King Mwanga II of Buganda, also known as Danieri Basammula-Ekkere Mwanga II Mukasa, was a Ugandan monarch who ruled over the Kingdom of Buganda (Uganda) in the late 19th century. He is widely known for his resistance to the influence of Christian missionaries. However, he is also remembered for the rumors that he was bisexual, who slept with the male pages (young male attendant or servant) of his royal court.
Mwanga II was born on June 16, 1868, to Kabaka Muteesa I and one of his wives. He ascended to the throne in 1884 after his father’s death, becoming the 31st Kabaka (King) of Buganda. He was only 16 years old at the time, and his reign was characterized by power struggles and tensions between different factions within Buganda, particularly those who supported Christianity and those who opposed it.
At the beginning of his reign, King Mwanga II was open to the influence of Christian missionaries initially, particularly those from the Anglican Church. He allowed them to build makeshift schools, missions and roads in Buganda. However, his attitude towards Christianity changed after he discovered that the missionaries were gaining political power and influence in Buganda by converting not just his people, but the pages in his royal court using fear tactics such as threats of hellfire to dissuade them from their traditional beliefs.
In an effort to resist a Christian worldview that undermined the authority of his office, King Mwanga II insisted that Christian converts abandon their new faith and executed those who didn’t between 1885 and 1887. It is believed that at least 30 Catholic and Protestant went to their deaths. Twenty-two of the men, who had converted to Catholicism, were burned alive in June 1886 and later became known as the Uganda Martyrs. Among those executed were two Christians who held the court position of Master of the Pages, Joseph Mukasa Balikuddembe and Charles Lwanga. They had allegedly defied the king by rescuing royal pages in their care from ‘sexual exploitation’ by Mwanga.
King Mwanga II’s persecution of Christian converts, particularly those in his royal court, was fueled by a variety of factors. One of the main reasons was his fear of the growing influence of Christianity, which he saw as a threat to his traditional authority.
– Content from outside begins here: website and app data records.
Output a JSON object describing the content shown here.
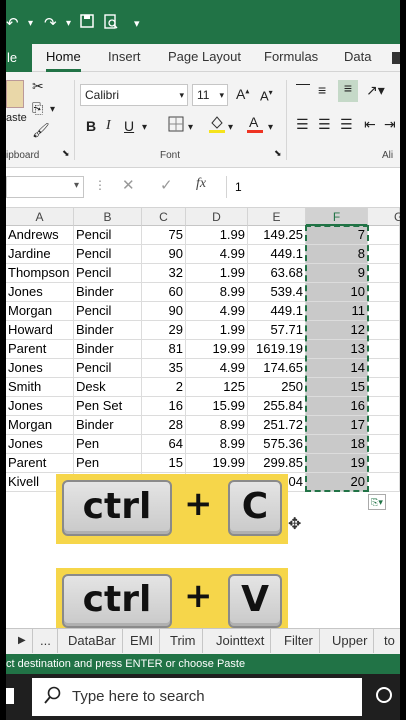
{
  "ribbon_tabs": [
    "le",
    "Home",
    "Insert",
    "Page Layout",
    "Formulas",
    "Data"
  ],
  "ribbon": {
    "font_name": "Calibri",
    "font_size": "11",
    "paste_label": "aste",
    "clipboard_label": "ipboard",
    "font_group_label": "Font",
    "alignment_label": "Ali"
  },
  "formula_bar": {
    "fx_label": "fx",
    "value": "1"
  },
  "columns": [
    "A",
    "B",
    "C",
    "D",
    "E",
    "F"
  ],
  "last_column_partial": "G",
  "rows": [
    [
      "Andrews",
      "Pencil",
      "75",
      "1.99",
      "149.25",
      "7"
    ],
    [
      "Jardine",
      "Pencil",
      "90",
      "4.99",
      "449.1",
      "8"
    ],
    [
      "Thompson",
      "Pencil",
      "32",
      "1.99",
      "63.68",
      "9"
    ],
    [
      "Jones",
      "Binder",
      "60",
      "8.99",
      "539.4",
      "10"
    ],
    [
      "Morgan",
      "Pencil",
      "90",
      "4.99",
      "449.1",
      "11"
    ],
    [
      "Howard",
      "Binder",
      "29",
      "1.99",
      "57.71",
      "12"
    ],
    [
      "Parent",
      "Binder",
      "81",
      "19.99",
      "1619.19",
      "13"
    ],
    [
      "Jones",
      "Pencil",
      "35",
      "4.99",
      "174.65",
      "14"
    ],
    [
      "Smith",
      "Desk",
      "2",
      "125",
      "250",
      "15"
    ],
    [
      "Jones",
      "Pen Set",
      "16",
      "15.99",
      "255.84",
      "16"
    ],
    [
      "Morgan",
      "Binder",
      "28",
      "8.99",
      "251.72",
      "17"
    ],
    [
      "Jones",
      "Pen",
      "64",
      "8.99",
      "575.36",
      "18"
    ],
    [
      "Parent",
      "Pen",
      "15",
      "19.99",
      "299.85",
      "19"
    ],
    [
      "Kivell",
      "",
      "",
      "",
      "04",
      "20"
    ]
  ],
  "overlay": {
    "key_ctrl": "ctrl",
    "plus": "+",
    "key_c": "C",
    "key_v": "V"
  },
  "sheet_tabs": [
    "...",
    "DataBar",
    "EMI",
    "Trim",
    "Jointtext",
    "Filter",
    "Upper",
    "to"
  ],
  "status_text": "ct destination and press ENTER or choose Paste",
  "taskbar": {
    "search_placeholder": "Type here to search"
  },
  "colors": {
    "excel_green": "#217346",
    "overlay_yellow": "#f6d64a",
    "selected_fill": "#c9c9c9"
  }
}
Additionally, Mwanga was concerned that the missionaries and their converts were becoming too powerful and could challenge his rule. He also disliked the fact that Christian converts were adopting foreign customs and practices, which he saw as a threat to Buganda’s culture and traditions.
According to Assa Okoth, Mwanga’s overriding preoccupation was for the “integrity of his kingdom”, and perceived that men such as Lwanga were working with foreigners in “poisoning the very roots of his kingdom”. Not to have taken any action could have led to suggestions that he was weak.
It is during this time of religious conflict that rumours about King Mwanga II’s alleged relationships with his male pages began to surface, portraying him as a deviant and immoral ruler who engaged in homosexual acts.
One of the written records of Mwanga’s alleged sexual preferences was a letter by Alexander Mackay, a Scottish missionary who settled among the Buganda. The letter told the story of how a young page called Apollo Kaggwa had been punished for refusing to service the king. Additionally, Mackay claimed that the king had developed a marijuana addiction and was engaging in improper behavior with Arabs at court, from whom he had allegedly acquired the practice of homosexuality.
It is important to note that the historical evidence of Mwanga’s alleged relationships with his male pages is scarce and inconclusive. Many of the accounts were based on hearsay and testimonies from individuals with vested interests in discrediting Mwanga.
As the situation in Buganda became increasingly untenable for Christians, their plight caught the attention of the British, and in 1888, Mwanga II was deposed by a British-backed expeditionary force consisting of Christians and Muslims, which installed his brother as the new Kabaka of Buganda. Mwanga made several failed attempts to regain the throne, but his efforts were ultimately unsuccessful. He was eventually exiled to the Seychelles in 1899, where he died in 1903. While in exile, in an interesting twist of fate, he was received into the Anglican Church and was baptized with the name Danieri (Daniel). He died at the age of 35, leaving behind 16 wives and many children. His remains were repatriated and buried at Kasubi in 1910.
Despite his short reign, Mwanga II remains an important figure in Ugandan history, remembered for his resistance to colonialism and his commitment to preserving Buganda’s independence and traditions.